What to do — Every record below should be written out exactly; pictures stay out.
----------------------------------------
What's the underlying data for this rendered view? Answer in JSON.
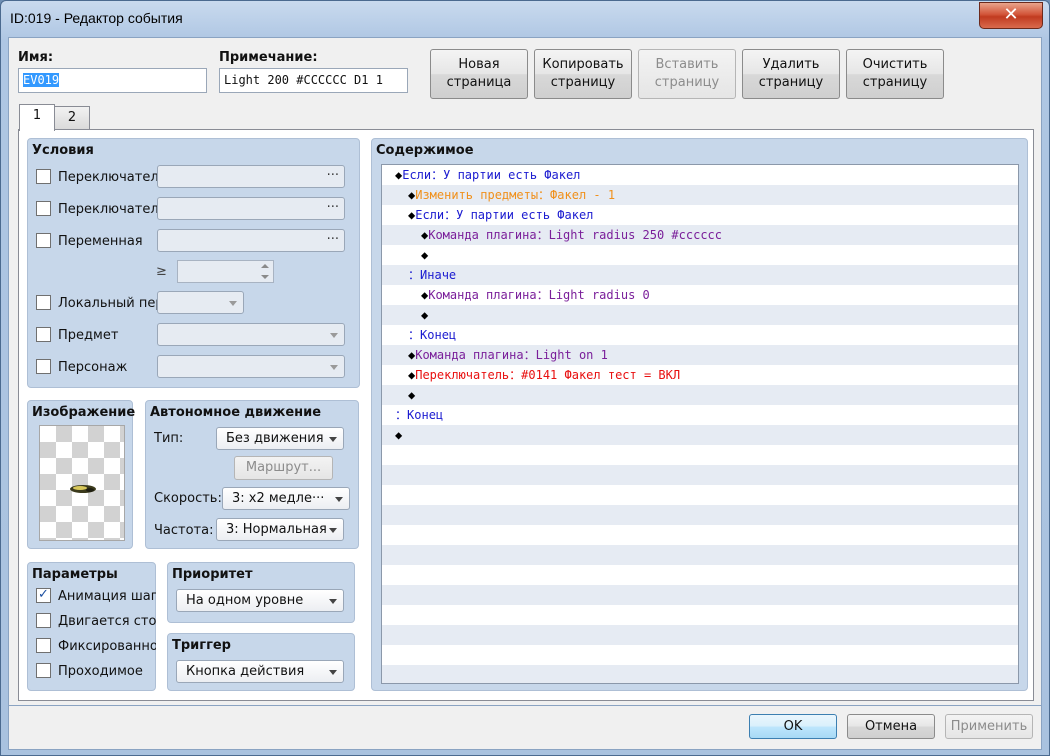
{
  "window": {
    "title": "ID:019 - Редактор события",
    "close_glyph": "✕"
  },
  "name": {
    "label": "Имя:",
    "value": "EV019"
  },
  "note": {
    "label": "Примечание:",
    "value": "Light 200 #CCCCCC D1 1"
  },
  "page_buttons": [
    {
      "line1": "Новая",
      "line2": "страница",
      "enabled": true
    },
    {
      "line1": "Копировать",
      "line2": "страницу",
      "enabled": true
    },
    {
      "line1": "Вставить",
      "line2": "страницу",
      "enabled": false
    },
    {
      "line1": "Удалить",
      "line2": "страницу",
      "enabled": true
    },
    {
      "line1": "Очистить",
      "line2": "страницу",
      "enabled": true
    }
  ],
  "tabs": [
    {
      "label": "1",
      "active": true
    },
    {
      "label": "2",
      "active": false
    }
  ],
  "conditions": {
    "title": "Условия",
    "switch1": "Переключатель",
    "switch2": "Переключатель",
    "variable": "Переменная",
    "ge": "≥",
    "self_switch": "Локальный пер",
    "item": "Предмет",
    "actor": "Персонаж",
    "dots": "···"
  },
  "image": {
    "title": "Изображение",
    "icon": "torch-sprite-icon"
  },
  "movement": {
    "title": "Автономное движение",
    "type_label": "Тип:",
    "type_value": "Без движения",
    "route_button": "Маршрут...",
    "speed_label": "Скорость:",
    "speed_value": "3: x2 медле···",
    "freq_label": "Частота:",
    "freq_value": "3: Нормальная"
  },
  "options": {
    "title": "Параметры",
    "items": [
      {
        "label": "Анимация шага",
        "checked": true
      },
      {
        "label": "Двигается стоя",
        "checked": false
      },
      {
        "label": "Фиксированное",
        "checked": false
      },
      {
        "label": "Проходимое",
        "checked": false
      }
    ],
    "check_glyph": "✓"
  },
  "priority": {
    "title": "Приоритет",
    "value": "На одном уровне"
  },
  "trigger": {
    "title": "Триггер",
    "value": "Кнопка действия"
  },
  "contents": {
    "title": "Содержимое",
    "rows": [
      {
        "prefix": "◆",
        "text": "Если：У партии есть Факел",
        "color": "blue",
        "indent": 0
      },
      {
        "prefix": "◆",
        "text": "Изменить предметы：Факел - 1",
        "color": "orange",
        "indent": 1
      },
      {
        "prefix": "◆",
        "text": "Если：У партии есть Факел",
        "color": "blue",
        "indent": 1
      },
      {
        "prefix": "◆",
        "text": "Команда плагина：Light radius 250 #cccccc",
        "color": "purple",
        "indent": 2
      },
      {
        "prefix": "◆",
        "text": "",
        "color": "blue",
        "indent": 2
      },
      {
        "prefix": "：",
        "text": "Иначе",
        "color": "blue",
        "indent": 1
      },
      {
        "prefix": "◆",
        "text": "Команда плагина：Light radius 0",
        "color": "purple",
        "indent": 2
      },
      {
        "prefix": "◆",
        "text": "",
        "color": "blue",
        "indent": 2
      },
      {
        "prefix": "：",
        "text": "Конец",
        "color": "blue",
        "indent": 1
      },
      {
        "prefix": "◆",
        "text": "Команда плагина：Light on 1",
        "color": "purple",
        "indent": 1
      },
      {
        "prefix": "◆",
        "text": "Переключатель：#0141 Факел тест = ВКЛ",
        "color": "red",
        "indent": 1
      },
      {
        "prefix": "◆",
        "text": "",
        "color": "blue",
        "indent": 1
      },
      {
        "prefix": "：",
        "text": "Конец",
        "color": "blue",
        "indent": 0
      },
      {
        "prefix": "◆",
        "text": "",
        "color": "blue",
        "indent": 0
      }
    ]
  },
  "footer": {
    "ok": "OK",
    "cancel": "Отмена",
    "apply": "Применить"
  }
}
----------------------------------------
Result for this task —
What's the underlying data for this rendered view? Answer in JSON.
{
  "window": {
    "title": "ID:019 - Редактор события",
    "close_glyph": "✕"
  },
  "name": {
    "label": "Имя:",
    "value": "EV019"
  },
  "note": {
    "label": "Примечание:",
    "value": "Light 200 #CCCCCC D1 1"
  },
  "page_buttons": [
    {
      "line1": "Новая",
      "line2": "страница",
      "enabled": true
    },
    {
      "line1": "Копировать",
      "line2": "страницу",
      "enabled": true
    },
    {
      "line1": "Вставить",
      "line2": "страницу",
      "enabled": false
    },
    {
      "line1": "Удалить",
      "line2": "страницу",
      "enabled": true
    },
    {
      "line1": "Очистить",
      "line2": "страницу",
      "enabled": true
    }
  ],
  "tabs": [
    {
      "label": "1",
      "active": true
    },
    {
      "label": "2",
      "active": false
    }
  ],
  "conditions": {
    "title": "Условия",
    "switch1": "Переключатель",
    "switch2": "Переключатель",
    "variable": "Переменная",
    "ge": "≥",
    "self_switch": "Локальный пер",
    "item": "Предмет",
    "actor": "Персонаж",
    "dots": "···"
  },
  "image": {
    "title": "Изображение",
    "icon": "torch-sprite-icon"
  },
  "movement": {
    "title": "Автономное движение",
    "type_label": "Тип:",
    "type_value": "Без движения",
    "route_button": "Маршрут...",
    "speed_label": "Скорость:",
    "speed_value": "3: x2 медле···",
    "freq_label": "Частота:",
    "freq_value": "3: Нормальная"
  },
  "options": {
    "title": "Параметры",
    "items": [
      {
        "label": "Анимация шага",
        "checked": true
      },
      {
        "label": "Двигается стоя",
        "checked": false
      },
      {
        "label": "Фиксированное",
        "checked": false
      },
      {
        "label": "Проходимое",
        "checked": false
      }
    ],
    "check_glyph": "✓"
  },
  "priority": {
    "title": "Приоритет",
    "value": "На одном уровне"
  },
  "trigger": {
    "title": "Триггер",
    "value": "Кнопка действия"
  },
  "contents": {
    "title": "Содержимое",
    "rows": [
      {
        "prefix": "◆",
        "text": "Если：У партии есть Факел",
        "color": "blue",
        "indent": 0
      },
      {
        "prefix": "◆",
        "text": "Изменить предметы：Факел - 1",
        "color": "orange",
        "indent": 1
      },
      {
        "prefix": "◆",
        "text": "Если：У партии есть Факел",
        "color": "blue",
        "indent": 1
      },
      {
        "prefix": "◆",
        "text": "Команда плагина：Light radius 250 #cccccc",
        "color": "purple",
        "indent": 2
      },
      {
        "prefix": "◆",
        "text": "",
        "color": "blue",
        "indent": 2
      },
      {
        "prefix": "：",
        "text": "Иначе",
        "color": "blue",
        "indent": 1
      },
      {
        "prefix": "◆",
        "text": "Команда плагина：Light radius 0",
        "color": "purple",
        "indent": 2
      },
      {
        "prefix": "◆",
        "text": "",
        "color": "blue",
        "indent": 2
      },
      {
        "prefix": "：",
        "text": "Конец",
        "color": "blue",
        "indent": 1
      },
      {
        "prefix": "◆",
        "text": "Команда плагина：Light on 1",
        "color": "purple",
        "indent": 1
      },
      {
        "prefix": "◆",
        "text": "Переключатель：#0141 Факел тест = ВКЛ",
        "color": "red",
        "indent": 1
      },
      {
        "prefix": "◆",
        "text": "",
        "color": "blue",
        "indent": 1
      },
      {
        "prefix": "：",
        "text": "Конец",
        "color": "blue",
        "indent": 0
      },
      {
        "prefix": "◆",
        "text": "",
        "color": "blue",
        "indent": 0
      }
    ]
  },
  "footer": {
    "ok": "OK",
    "cancel": "Отмена",
    "apply": "Применить"
  }
}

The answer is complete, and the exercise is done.